But back to Turkey, where the COVID-19 virus has also taken its toll, but it appears from government reporting that the impact has been a lot less than in other countries, may be the result of a relatively young population compared to the rest of Europe. But whereas Brazil’s demand has increased due to the high household consumption levels, Turkey’s consumption is dominated by Autogas, around 80% of total LPG consumption, and forcing people to stay in-doors has impacted this sector heavily. The segment was already coming under pressure from the growing sales of diesel cars, which now account for 40% of the vehicle market, with Autogas having dropped down 3% to around 37% since 2015.

Imports had already been in decline as domestic LPG supplies had jumped on the back of the late 2019 start-up of the Star refinery in Aliaga, increasing domestic LPG production by nearly 300,000 Mt per annum, but refiners are taking their foot off the throttle in response to the coronavirus and its impact on demand. Domestic production is expected to decline in 2020, but with demand significantly impacted we’re unlikely to see a change to declining imports, already less than 2.5 million Mt per annum. Also plans for new petrochemical complexes, including PDH, have been put on the back-burner, reducing any possible import recovery.

But one area that has somewhat defied gravity has been the significant move into the LPG trading world by BGN, the off-shoot of CEO Ruya Bayegan’s petrochemical company bearing her family’s name. The company had been strong in the Middle East and China for a number of years, but in the last couple it has expanded its worldwide trading volumes considerably, and some see BGN as probably the fastest growing global LPG trader. Aygaz have also moved into the international LPG trading world after many years concentrating on supplying their own domestic import requirements.
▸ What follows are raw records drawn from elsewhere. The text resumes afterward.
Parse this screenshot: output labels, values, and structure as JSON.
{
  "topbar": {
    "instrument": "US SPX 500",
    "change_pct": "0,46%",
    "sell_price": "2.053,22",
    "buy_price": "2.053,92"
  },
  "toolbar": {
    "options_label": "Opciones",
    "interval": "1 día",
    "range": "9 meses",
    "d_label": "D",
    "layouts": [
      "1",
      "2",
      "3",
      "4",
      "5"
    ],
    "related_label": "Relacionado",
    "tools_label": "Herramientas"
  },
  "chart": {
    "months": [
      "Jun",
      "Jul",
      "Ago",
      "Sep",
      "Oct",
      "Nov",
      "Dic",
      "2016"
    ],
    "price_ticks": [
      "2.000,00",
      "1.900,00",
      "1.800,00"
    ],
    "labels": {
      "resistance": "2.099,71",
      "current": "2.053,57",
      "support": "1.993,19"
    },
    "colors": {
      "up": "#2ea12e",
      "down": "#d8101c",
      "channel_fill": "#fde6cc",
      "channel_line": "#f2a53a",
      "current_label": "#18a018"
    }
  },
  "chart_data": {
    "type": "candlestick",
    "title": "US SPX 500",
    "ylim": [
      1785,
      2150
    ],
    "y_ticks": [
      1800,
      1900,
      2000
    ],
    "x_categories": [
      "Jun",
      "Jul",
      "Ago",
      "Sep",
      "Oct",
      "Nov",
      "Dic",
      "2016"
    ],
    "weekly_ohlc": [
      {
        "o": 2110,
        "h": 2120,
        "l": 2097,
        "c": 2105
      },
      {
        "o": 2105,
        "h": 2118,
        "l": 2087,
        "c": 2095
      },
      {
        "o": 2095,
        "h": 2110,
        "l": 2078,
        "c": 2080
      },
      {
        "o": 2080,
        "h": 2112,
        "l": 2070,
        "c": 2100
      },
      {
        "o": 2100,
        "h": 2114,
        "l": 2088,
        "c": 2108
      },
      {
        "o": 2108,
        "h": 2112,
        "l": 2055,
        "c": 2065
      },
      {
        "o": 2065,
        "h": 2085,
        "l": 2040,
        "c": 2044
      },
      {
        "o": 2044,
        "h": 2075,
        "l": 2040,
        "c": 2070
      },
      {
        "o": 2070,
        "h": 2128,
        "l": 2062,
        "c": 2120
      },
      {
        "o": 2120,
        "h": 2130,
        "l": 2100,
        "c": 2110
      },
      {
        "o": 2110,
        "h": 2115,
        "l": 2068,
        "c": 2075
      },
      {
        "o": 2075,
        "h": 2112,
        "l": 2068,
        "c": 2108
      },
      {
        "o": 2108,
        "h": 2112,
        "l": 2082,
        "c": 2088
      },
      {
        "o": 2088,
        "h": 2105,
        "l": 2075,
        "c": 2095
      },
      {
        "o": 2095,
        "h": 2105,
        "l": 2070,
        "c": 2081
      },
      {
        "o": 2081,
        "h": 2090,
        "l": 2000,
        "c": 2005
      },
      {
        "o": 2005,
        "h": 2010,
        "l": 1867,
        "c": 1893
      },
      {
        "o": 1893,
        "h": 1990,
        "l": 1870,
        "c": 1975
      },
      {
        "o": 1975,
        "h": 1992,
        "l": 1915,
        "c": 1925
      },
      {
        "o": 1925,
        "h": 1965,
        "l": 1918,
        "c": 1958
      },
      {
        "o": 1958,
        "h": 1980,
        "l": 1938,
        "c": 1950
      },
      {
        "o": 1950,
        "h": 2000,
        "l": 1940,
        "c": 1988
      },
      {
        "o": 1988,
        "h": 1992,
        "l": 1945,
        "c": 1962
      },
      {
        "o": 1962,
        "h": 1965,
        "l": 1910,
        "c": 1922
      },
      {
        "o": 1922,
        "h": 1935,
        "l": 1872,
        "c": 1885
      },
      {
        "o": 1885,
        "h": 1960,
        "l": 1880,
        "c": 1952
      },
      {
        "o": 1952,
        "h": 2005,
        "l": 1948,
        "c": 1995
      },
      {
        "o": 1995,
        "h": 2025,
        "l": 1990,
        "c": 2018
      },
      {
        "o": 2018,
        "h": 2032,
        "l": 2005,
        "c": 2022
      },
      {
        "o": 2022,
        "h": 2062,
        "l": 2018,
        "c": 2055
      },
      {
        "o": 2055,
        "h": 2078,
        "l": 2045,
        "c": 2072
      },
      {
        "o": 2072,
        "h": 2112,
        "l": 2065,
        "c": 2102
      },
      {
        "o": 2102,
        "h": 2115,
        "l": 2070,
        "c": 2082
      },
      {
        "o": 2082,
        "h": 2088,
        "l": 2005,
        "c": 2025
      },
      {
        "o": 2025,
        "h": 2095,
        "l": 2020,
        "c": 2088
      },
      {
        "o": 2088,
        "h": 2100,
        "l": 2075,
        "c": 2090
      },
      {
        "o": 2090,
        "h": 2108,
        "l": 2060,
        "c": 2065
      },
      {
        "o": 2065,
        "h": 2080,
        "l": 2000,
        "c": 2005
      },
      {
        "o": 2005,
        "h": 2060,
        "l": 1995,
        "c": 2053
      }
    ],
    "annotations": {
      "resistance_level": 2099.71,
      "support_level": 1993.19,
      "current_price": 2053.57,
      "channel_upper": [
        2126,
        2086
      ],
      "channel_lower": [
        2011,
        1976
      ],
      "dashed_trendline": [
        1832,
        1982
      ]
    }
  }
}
Expansion outside of Turkey in a number of significant moves depicts the country’s leadership, as well as their current corporate ethos.

Oh yes, we haven’t heard too much on the Iranian front recently, well not until this week. New reports suggest that oil production has been slashed as storage tanks have reached capacity, together with the 30 or so floating storages the Iranians have chartered. Sanctions and the coronavirus have slashed exports and refinery running rates. Crude oil production levels have been slowly falling below 3 MM Bbls/d from a 2018 peak of nearly 4 MM Bbls/d, but it’s the lowest for 40 years. There are some LPG cargoes still finding their way to the usual undisclosed markets, but volumes are way down. Oh yes, did I mention these unusual explosions that occurred in Iran, which has brought little reaction from Tehran. The Natanz nuclear centrifuge site appears from satellite images to be in ruins, and other explosions close to military sites have become news in recent days. Although Israel are seen as the potential culprit, with the start of the U.S. presidential race starting to gather pace, it’s may be not too outrageous to believe we might potentially see a dangerous phase in the U.S./ Iranian tensions. How that might directly or indirectly impact crude oil and LPG exports, we can only guess. Now what is Kanye West’s policy on foreign affairs?